Now, I'm sure Barrett is shooting for 20 sacks. His teammates say he is coming in with the proverbial chip on his shoulder, determined to prove that his amazing breakout season was no fluke but just the product of his talents. And, since he's playing on a one-year contract via the franchise tag, he's also playing for his next deal. I don't think motivation will be any issue.
That said, I think the Bucs would consider it a complete win if Barrett followed up his 19.5-sack season with anywhere between 10 and 15 sacks in 2020. There's a good chance that the sacks will be spread around a little more this year, with Jason Pierre-Paul likely chasing double digits again with a full 16 games at his disposal. The Bucs are also hoping for more sack production from Vita Vea, and if Ndamukong Suh duplicates his 43-pressure season from 2019 it's likely that a few more of those will turn into sacks than did last year, when he finished with 2.5.
How is the backfield shaping up?
Well, I think that's going to be a situation that continues to develop well into the regular season, particularly without the benefit of preseason games to help determine how much the rookies can handle. That said, we have learned a few things since camp commenced.
For one, Bruce Arians made it clear that Ronald Jones would be the main man in the backfield. Last year, Jones averaged a little under 13 touches a game, between carries and receptions. That number will likely go up into the 18-20 range, and I would imagine some games he'll get into the mid-20s if the Bucs really are improved this year and more often have leads in the fourth quarter. Last year, Jones only averaged a little more than two carries per game in the fourth quarter, and he only got two handoffs all year in which his team was leading with less than four minutes to play.
What we don't know yet, however, is how involved Jones will be in the passing game. He was effective in that area last year, averaging 10.0 yards per reception and catching 31 of the 40 passes thrown his way, but the volume wasn't high. The Bucs would like to get him in the open field more often, as he's shown he can be dynamic in space, but he's got to demonstrate that he's a reliable pass-catcher in these weeks of practice. He's had a couple issues with dropped passes so far, as have several of the backs in camp.
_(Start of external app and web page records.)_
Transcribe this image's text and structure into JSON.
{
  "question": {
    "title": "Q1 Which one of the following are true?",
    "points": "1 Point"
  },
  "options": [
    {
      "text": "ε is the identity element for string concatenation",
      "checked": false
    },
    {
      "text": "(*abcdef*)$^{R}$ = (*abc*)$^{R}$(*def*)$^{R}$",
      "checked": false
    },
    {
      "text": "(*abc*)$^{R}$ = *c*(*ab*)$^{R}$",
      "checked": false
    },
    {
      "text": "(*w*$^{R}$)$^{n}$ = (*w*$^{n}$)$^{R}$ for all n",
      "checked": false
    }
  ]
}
We also know that T.J. Logan will not be a part of the equation since he lost his season to a knee injury last week. That seems like more of an issue in the return game, but Arians had made it clear that he had plans for Logan as a running back, too.
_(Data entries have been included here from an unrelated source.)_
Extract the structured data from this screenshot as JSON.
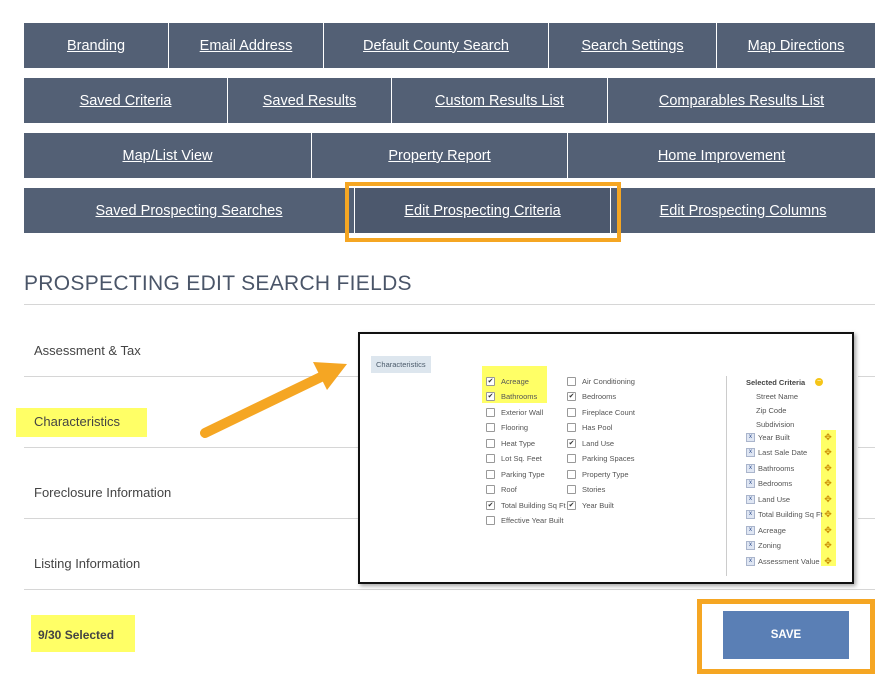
{
  "nav": {
    "row1": [
      "Branding",
      "Email Address",
      "Default County Search",
      "Search Settings",
      "Map Directions"
    ],
    "row2": [
      "Saved Criteria",
      "Saved Results",
      "Custom Results List",
      "Comparables Results List"
    ],
    "row3": [
      "Map/List View",
      "Property Report",
      "Home Improvement"
    ],
    "row4": [
      "Saved Prospecting Searches",
      "Edit Prospecting Criteria",
      "Edit Prospecting Columns"
    ]
  },
  "heading": "PROSPECTING EDIT SEARCH FIELDS",
  "categories": [
    "Assessment & Tax",
    "Characteristics",
    "Foreclosure Information",
    "Listing Information"
  ],
  "selected_count": "9/30 Selected",
  "save_label": "SAVE",
  "inset": {
    "tag": "Characteristics",
    "left_col": [
      {
        "label": "Acreage",
        "checked": true
      },
      {
        "label": "Bathrooms",
        "checked": true
      },
      {
        "label": "Exterior Wall",
        "checked": false
      },
      {
        "label": "Flooring",
        "checked": false
      },
      {
        "label": "Heat Type",
        "checked": false
      },
      {
        "label": "Lot Sq. Feet",
        "checked": false
      },
      {
        "label": "Parking Type",
        "checked": false
      },
      {
        "label": "Roof",
        "checked": false
      },
      {
        "label": "Total Building Sq Ft",
        "checked": true
      },
      {
        "label": "Effective Year Built",
        "checked": false
      }
    ],
    "right_col": [
      {
        "label": "Air Conditioning",
        "checked": false
      },
      {
        "label": "Bedrooms",
        "checked": true
      },
      {
        "label": "Fireplace Count",
        "checked": false
      },
      {
        "label": "Has Pool",
        "checked": false
      },
      {
        "label": "Land Use",
        "checked": true
      },
      {
        "label": "Parking Spaces",
        "checked": false
      },
      {
        "label": "Property Type",
        "checked": false
      },
      {
        "label": "Stories",
        "checked": false
      },
      {
        "label": "Year Built",
        "checked": true
      }
    ],
    "selected_title": "Selected Criteria",
    "fixed_items": [
      "Street Name",
      "Zip Code",
      "Subdivision"
    ],
    "removable_items": [
      "Year Built",
      "Last Sale Date",
      "Bathrooms",
      "Bedrooms",
      "Land Use",
      "Total Building Sq Ft",
      "Acreage",
      "Zoning",
      "Assessment Value"
    ]
  },
  "colors": {
    "nav_bg": "#536075",
    "highlight_orange": "#f5a623",
    "highlight_yellow": "#ffff66",
    "save_bg": "#5a7fb5"
  }
}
We don't know yet how much rookie third-rounder Ke'Shawn Vaughn will be featured in the offense, but it doesn't seem like he'll be a big part of it in the early going. I base that on Arians' response to a question on Vaughn's potential impact against the Saints in Week One, in which the coach noted that if he did have an impact it would likely be as a kickoff returner.
And we know from what his new teammates are saying that 32-year-old veteran back LeSean McCoy has looked spry and shifty on the practice field since joining the team. McCoy averaged 4.6 yards per carry last year with the Chiefs and he's also proved to be a very good pass-catching back throughout his stellar career. He also knows what he's doing in pass protection. If RoJo continues to be more of a first and second-down back, McCoy could battle incumbent Dare Ogunbowale for the third-down role.
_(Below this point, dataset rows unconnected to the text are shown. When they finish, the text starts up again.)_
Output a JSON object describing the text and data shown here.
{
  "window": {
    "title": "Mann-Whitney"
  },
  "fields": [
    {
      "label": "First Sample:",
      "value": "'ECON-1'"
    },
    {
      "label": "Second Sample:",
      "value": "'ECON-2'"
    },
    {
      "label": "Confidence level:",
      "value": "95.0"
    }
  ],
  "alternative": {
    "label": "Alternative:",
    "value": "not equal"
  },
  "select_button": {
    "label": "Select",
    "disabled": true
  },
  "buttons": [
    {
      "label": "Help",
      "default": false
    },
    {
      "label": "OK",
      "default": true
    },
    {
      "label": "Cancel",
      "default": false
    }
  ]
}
Based on all that, Mr. Wordsmith, I would expect to see a lot of Ronald Jones in the early going, with McCoy being his primary reserve. However, as the season develops, look for rookies Vaughn and Ray Calais to grow into bigger roles.